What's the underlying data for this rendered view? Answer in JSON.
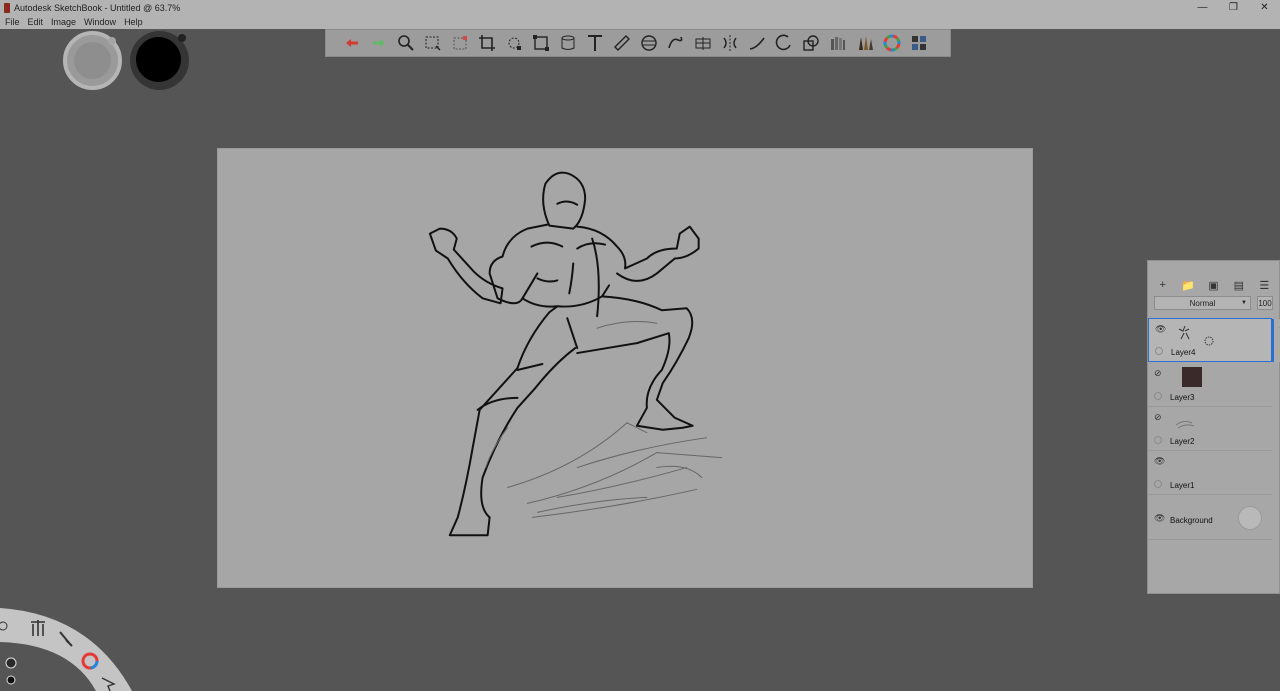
{
  "window": {
    "title": "Autodesk SketchBook - Untitled @ 63.7%"
  },
  "menu": {
    "items": [
      "File",
      "Edit",
      "Image",
      "Window",
      "Help"
    ]
  },
  "toolbar": {
    "tools": [
      "undo-icon",
      "redo-icon",
      "zoom-icon",
      "select-icon",
      "lasso-select-icon",
      "crop-icon",
      "transform-icon",
      "distort-icon",
      "cylinder-icon",
      "text-icon",
      "ruler-icon",
      "ellipse-guide-icon",
      "french-curve-icon",
      "perspective-icon",
      "symmetry-icon",
      "curve-icon",
      "circle-icon",
      "shapes-icon",
      "copic-library-icon",
      "brush-library-icon",
      "color-wheel-icon",
      "brush-sets-icon"
    ]
  },
  "layers": {
    "blend_mode": "Normal",
    "opacity": "100",
    "items": [
      {
        "name": "Layer4",
        "visible": true,
        "active": true
      },
      {
        "name": "Layer3",
        "visible": false
      },
      {
        "name": "Layer2",
        "visible": false
      },
      {
        "name": "Layer1",
        "visible": true
      },
      {
        "name": "Background",
        "visible": true
      }
    ]
  },
  "colors": {
    "accent": "#2d6fd0",
    "undo": "#d23b2f",
    "redo": "#66b86c"
  }
}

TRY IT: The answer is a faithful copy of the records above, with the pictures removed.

WRITTEN SOLUTION:
What's the underlying data for this rendered view? Answer in JSON.
{
  "window": {
    "title": "Autodesk SketchBook - Untitled @ 63.7%"
  },
  "menu": {
    "items": [
      "File",
      "Edit",
      "Image",
      "Window",
      "Help"
    ]
  },
  "toolbar": {
    "tools": [
      "undo-icon",
      "redo-icon",
      "zoom-icon",
      "select-icon",
      "lasso-select-icon",
      "crop-icon",
      "transform-icon",
      "distort-icon",
      "cylinder-icon",
      "text-icon",
      "ruler-icon",
      "ellipse-guide-icon",
      "french-curve-icon",
      "perspective-icon",
      "symmetry-icon",
      "curve-icon",
      "circle-icon",
      "shapes-icon",
      "copic-library-icon",
      "brush-library-icon",
      "color-wheel-icon",
      "brush-sets-icon"
    ]
  },
  "layers": {
    "blend_mode": "Normal",
    "opacity": "100",
    "items": [
      {
        "name": "Layer4",
        "visible": true,
        "active": true
      },
      {
        "name": "Layer3",
        "visible": false
      },
      {
        "name": "Layer2",
        "visible": false
      },
      {
        "name": "Layer1",
        "visible": true
      },
      {
        "name": "Background",
        "visible": true
      }
    ]
  },
  "colors": {
    "accent": "#2d6fd0",
    "undo": "#d23b2f",
    "redo": "#66b86c"
  }
}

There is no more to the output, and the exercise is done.